6:00 AM GMT 22/06/2011
The King Of Twang goes acoustic to wondrous effect.
"At the height of rock'n'roll The Kingston Trio started having folk hits so I thought, Let's try that and see what happens," explains Eddy on the subject of this 1960 acoustic album. For Eddy, the album marked a radical departure from his trademarked uproarious instrumental outings like Rebel Rouser (his second 45 and breakthrough hit of '58 which reached Number 6 in the US), Forty Miles Of Bad Road and, indeed, his thunderous re-working of Henry Mancini's Peter Gunn (his first UK Top 10 hit in '59). For all the frat-party fun associated with his early singles, Eddy was a player of vast scope steeped in both country and jazz as well as rambunctious rock'n'roll - a point evinced on lesser known album tracks like Erskine Hawkins's Tuxedo Junction (from 1959's Especially for You) or Loving You (from 1958's Have 'Twangy' Guitar Will Travel).

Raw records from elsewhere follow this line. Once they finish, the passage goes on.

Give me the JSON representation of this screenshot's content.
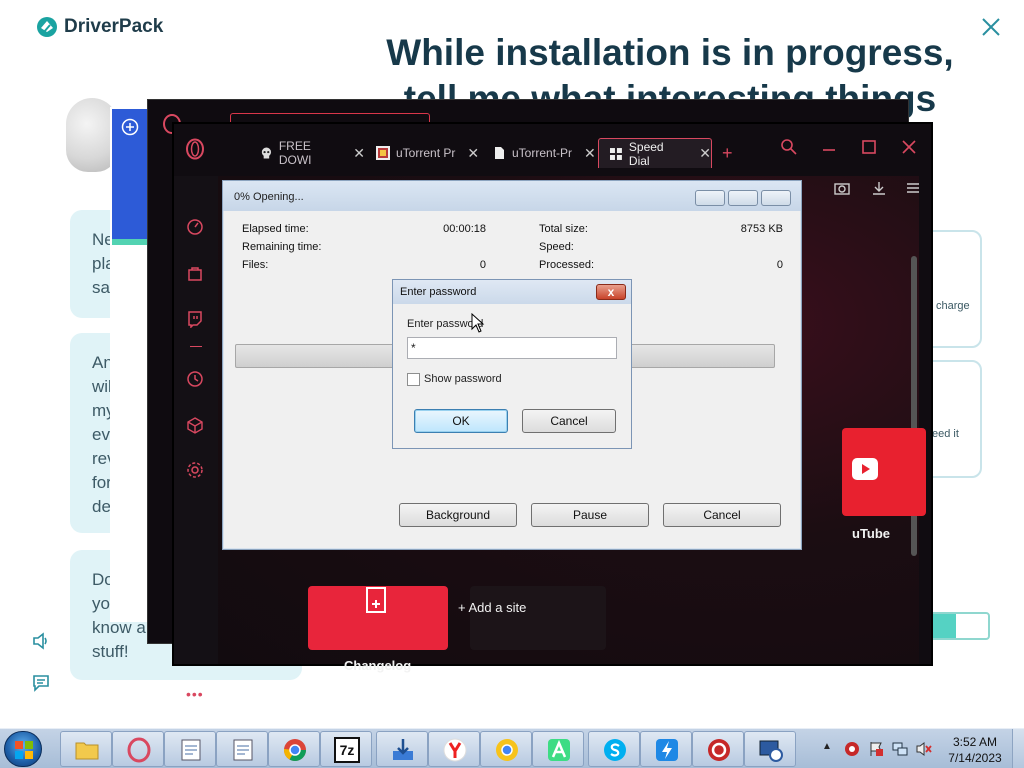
{
  "driverpack": {
    "brand": "DriverPack",
    "headline_line1": "While installation is in progress,",
    "headline_line2": "tell me what interesting things",
    "bubble1": [
      "Ne",
      "pla",
      "sat"
    ],
    "bubble2": [
      "An",
      "wil",
      "my",
      "ev",
      "rev",
      "for",
      "de"
    ],
    "bubble3": [
      "Do",
      "yo",
      "know a",
      "stuff!"
    ],
    "card1_text": "charge",
    "card2_text": "eed it",
    "progress_fraction": 0.45,
    "accent": "#55d2c3"
  },
  "browser": {
    "tabs": [
      {
        "label": "FREE DOWI",
        "icon": "skull-icon"
      },
      {
        "label": "uTorrent Pr",
        "icon": "utorrent-icon"
      },
      {
        "label": "uTorrent-Pr",
        "icon": "document-icon"
      },
      {
        "label": "Speed Dial",
        "icon": "grid-icon"
      }
    ],
    "new_tab": "+",
    "tiles": {
      "youtube_label": "uTube",
      "changelog_label": "Changelog",
      "add_site_label": "+ Add a site"
    },
    "accent": "#d94860"
  },
  "zip_dialog": {
    "title": "0% Opening...",
    "elapsed_label": "Elapsed time:",
    "elapsed_value": "00:00:18",
    "remaining_label": "Remaining time:",
    "remaining_value": "",
    "files_label": "Files:",
    "files_value": "0",
    "total_size_label": "Total size:",
    "total_size_value": "8753 KB",
    "speed_label": "Speed:",
    "speed_value": "",
    "processed_label": "Processed:",
    "processed_value": "0",
    "progress_percent": 0,
    "buttons": {
      "background": "Background",
      "pause": "Pause",
      "cancel": "Cancel"
    }
  },
  "password_dialog": {
    "title": "Enter password",
    "close": "x",
    "field_label": "Enter password",
    "field_value": "*",
    "show_password_label": "Show password",
    "show_password_checked": false,
    "ok": "OK",
    "cancel": "Cancel"
  },
  "taskbar": {
    "apps": [
      "file-explorer-icon",
      "opera-icon",
      "notepad-icon",
      "notepad-icon",
      "chrome-icon",
      "7zip-icon",
      "download-manager-icon",
      "yandex-icon",
      "chrome-canary-icon",
      "android-studio-icon",
      "skype-icon",
      "flash-icon",
      "driver-booster-icon",
      "remote-desktop-icon"
    ],
    "app_7zip_text": "7z",
    "clock_time": "3:52 AM",
    "clock_date": "7/14/2023"
  }
}
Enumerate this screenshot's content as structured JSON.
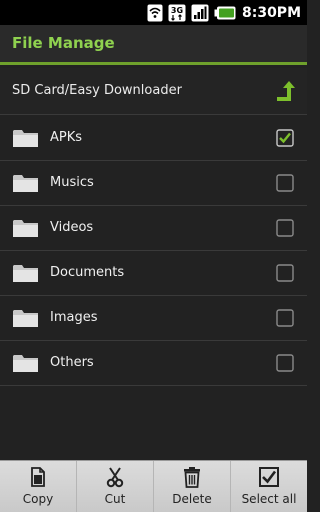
{
  "status_bar": {
    "time": "8:30PM",
    "network": "3G"
  },
  "header": {
    "title": "File Manage"
  },
  "path_bar": {
    "path": "SD Card/Easy Downloader",
    "up_icon": "folder-up-icon"
  },
  "folders": [
    {
      "label": "APKs",
      "checked": true
    },
    {
      "label": "Musics",
      "checked": false
    },
    {
      "label": "Videos",
      "checked": false
    },
    {
      "label": "Documents",
      "checked": false
    },
    {
      "label": "Images",
      "checked": false
    },
    {
      "label": "Others",
      "checked": false
    }
  ],
  "actions": [
    {
      "label": "Copy",
      "icon": "copy-icon"
    },
    {
      "label": "Cut",
      "icon": "scissors-icon"
    },
    {
      "label": "Delete",
      "icon": "trash-icon"
    },
    {
      "label": "Select all",
      "icon": "select-all-icon"
    }
  ],
  "colors": {
    "accent": "#6fa12c",
    "title": "#8fd14f",
    "background": "#222222"
  }
}
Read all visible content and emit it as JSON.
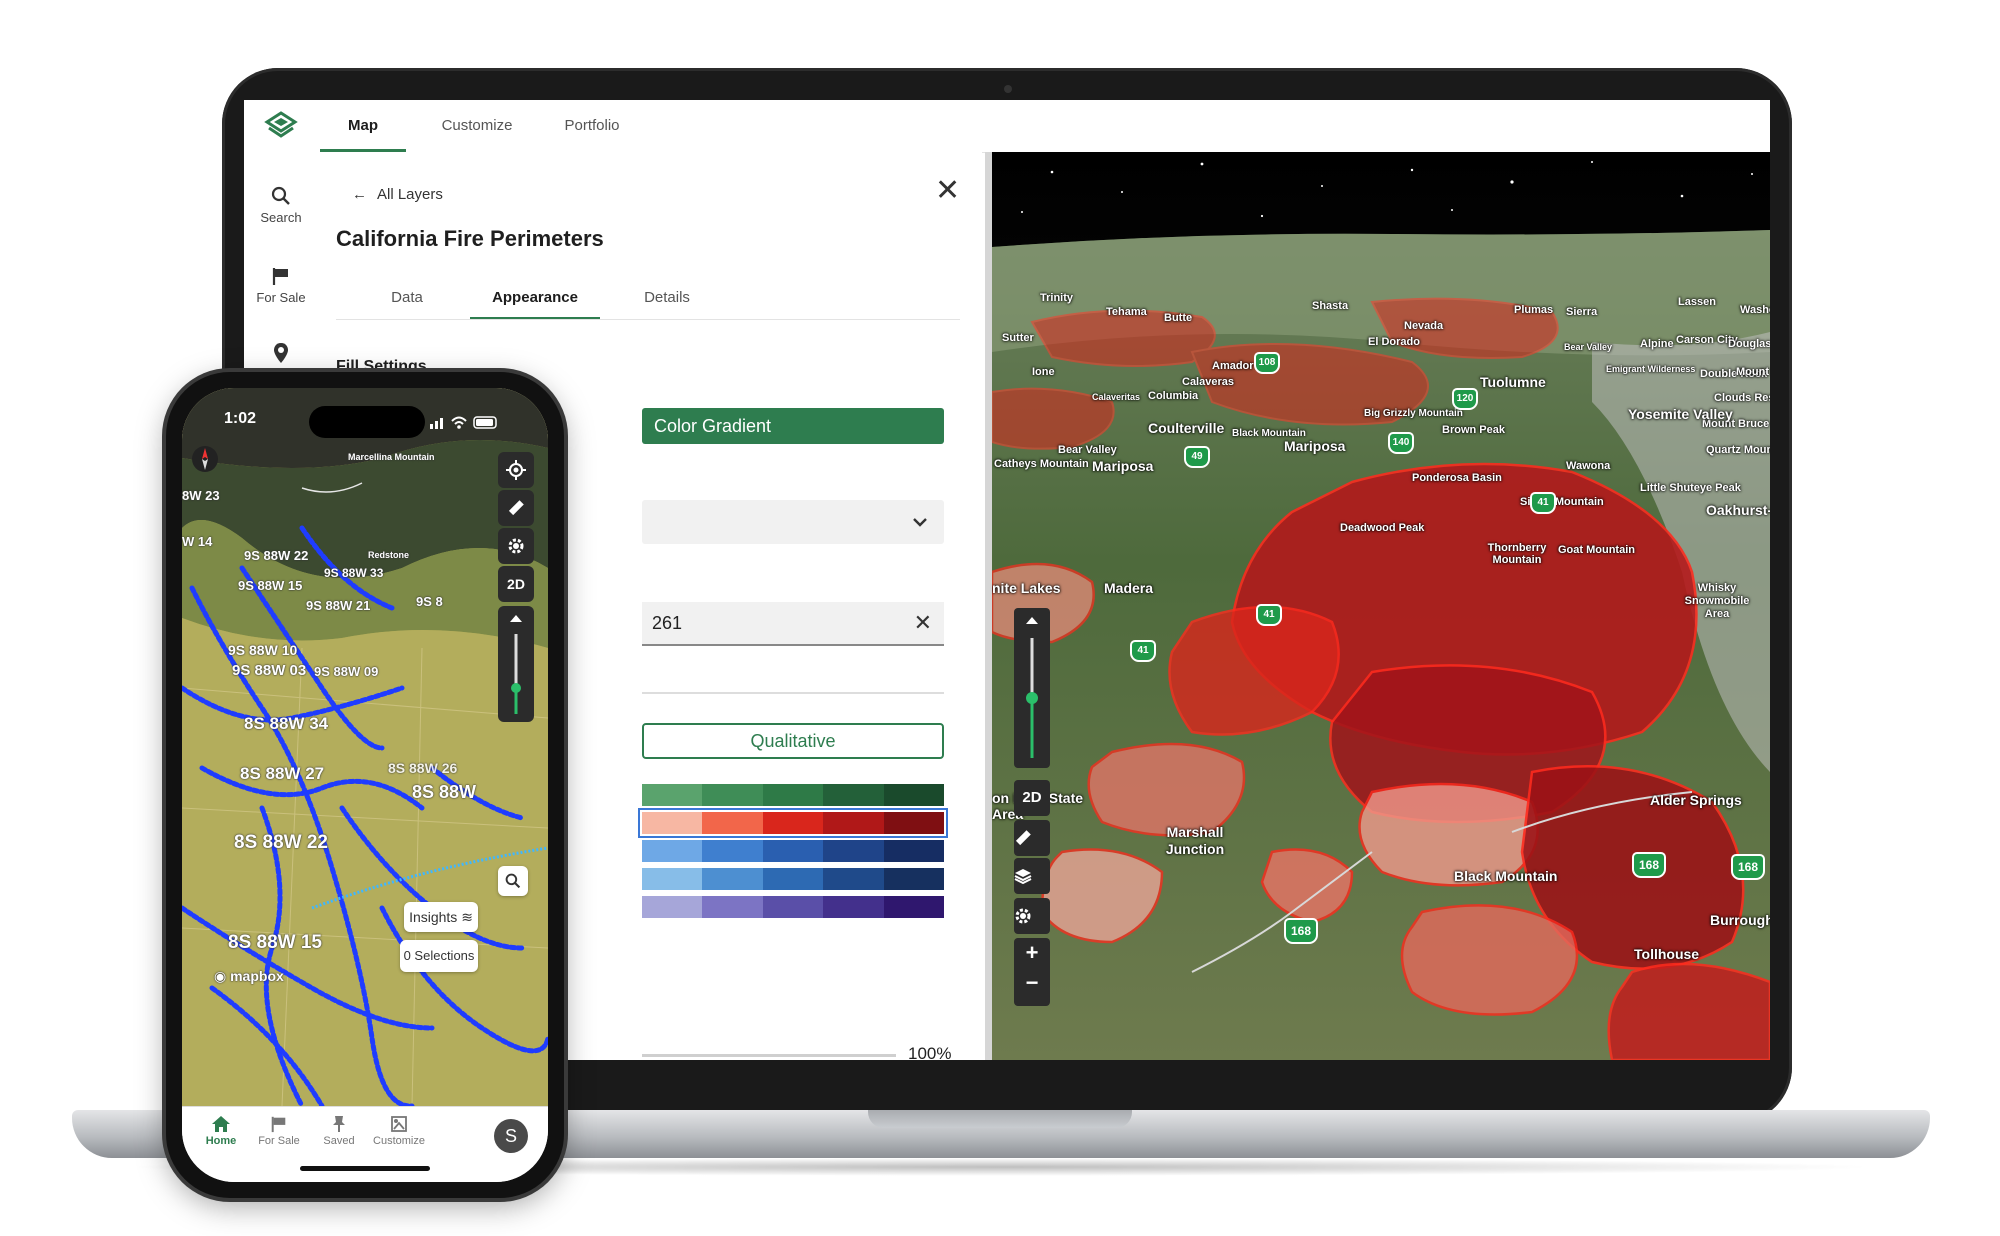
{
  "laptop": {
    "nav": {
      "map": "Map",
      "customize": "Customize",
      "portfolio": "Portfolio"
    },
    "rail": {
      "search": "Search",
      "for_sale": "For Sale"
    },
    "panel": {
      "back": "All Layers",
      "title": "California Fire Perimeters",
      "tabs": {
        "data": "Data",
        "appearance": "Appearance",
        "details": "Details"
      },
      "section": "Fill Settings",
      "gradient_button": "Color Gradient",
      "field_value": "261",
      "qualitative_button": "Qualitative",
      "opacity_value": "100%"
    },
    "map": {
      "labels": [
        "Trinity",
        "Tehama",
        "Butte",
        "Shasta",
        "Plumas",
        "Sierra",
        "Lassen",
        "Washoe",
        "Sutter",
        "Nevada",
        "El Dorado",
        "Bear Valley",
        "Alpine",
        "Carson City",
        "Douglas",
        "Amador",
        "Emigrant Wilderness",
        "Calaveras",
        "Columbia",
        "Tuolumne",
        "Double Rock",
        "Coulterville",
        "Big Grizzly Mountain",
        "Clouds Rest",
        "Mount Bruce",
        "Yosemite Valley",
        "Black Mountain",
        "Brown Peak",
        "Quartz Mountain",
        "Bear Valley",
        "Mariposa",
        "Catheys Mountain",
        "Mariposa",
        "Wawona",
        "Ponderosa Basin",
        "Little Shuteye Peak",
        "Sivels Mountain",
        "Oakhurst-Nor",
        "Deadwood Peak",
        "Thornberry Mountain",
        "Goat Mountain",
        "nite Lakes",
        "Madera",
        "Whisky Snowmobile Area",
        "on Lake State Area",
        "Marshall Junction",
        "Alder Springs",
        "Black Mountain",
        "Burrough",
        "Tollhouse",
        "Ione",
        "Mount",
        "Calaveritas"
      ],
      "highways": [
        "168",
        "168",
        "168",
        "41",
        "41",
        "41",
        "140",
        "49",
        "120",
        "108"
      ],
      "controls": {
        "mode_2d": "2D",
        "zoom_in": "+",
        "zoom_out": "−"
      }
    }
  },
  "phone": {
    "status_time": "1:02",
    "labels": [
      "9S 88W 22",
      "9S 88W 33",
      "9S 88W 15",
      "9S 88W 21",
      "9S 88W 10",
      "9S 88W 03",
      "9S 88W 09",
      "8S 88W 34",
      "8S 88W 27",
      "8S 88W",
      "8S 88W 22",
      "8S 88W 15",
      "8S 88W 26",
      "8W 23",
      "W 14",
      "Redstone",
      "Marcellina Mountain",
      "9S 8"
    ],
    "buttons": {
      "mode_2d": "2D",
      "insights": "Insights",
      "selections": "0 Selections"
    },
    "attribution": "mapbox",
    "tabs": {
      "home": "Home",
      "for_sale": "For Sale",
      "saved": "Saved",
      "customize": "Customize"
    },
    "avatar": "S"
  },
  "colors": {
    "brand_green": "#2e7d4f",
    "fire_red": "#d9261c",
    "trail_blue": "#1f3cff",
    "ramp_green": [
      "#5aa36d",
      "#3f8d57",
      "#2e7a47",
      "#236039",
      "#1a4a2c"
    ],
    "ramp_red": [
      "#f7b7a3",
      "#f2664a",
      "#d9261c",
      "#b01818",
      "#7f0f12"
    ],
    "ramp_blue1": [
      "#6ea8e6",
      "#3f7fcf",
      "#2a5fb0",
      "#1f4489",
      "#162d63"
    ],
    "ramp_blue2": [
      "#87bde8",
      "#4d8fd1",
      "#2d6ab3",
      "#1f4a8a",
      "#16305f"
    ],
    "ramp_purple": [
      "#a6a6d9",
      "#7c74c4",
      "#5a4fa8",
      "#43308c",
      "#2f176e"
    ]
  }
}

With Songs Of Our Heritage, his fourth set, Eddy elected to showcase his dexterity, most notably by dipping back into a selection of traditional tunes. As a result standards like John Henry, The Streets Of Laredo and In The Pines (to name but three) are full of the man's understated elegance. Such is the subtlety of his playing that in 1960 Songs Of Our Heritage proved to be his least successful album to date. Over 40 years on, it is now one of his most satisfying with elements chiming with his new album, Road Trip, produced in Sheffield by Richard Hawley and due out in June.
Posted by Ross_Bennett at 6:00 AM GMT 05/05/2011
Chet Atkins - A Session With Chet Atkins (RCA Victor, 1954)
Duane Eddy - Especially For You (Jamie, 1959)
Lee Hazelwood - Trouble Is A Lonesome Town (Mercury, 1963)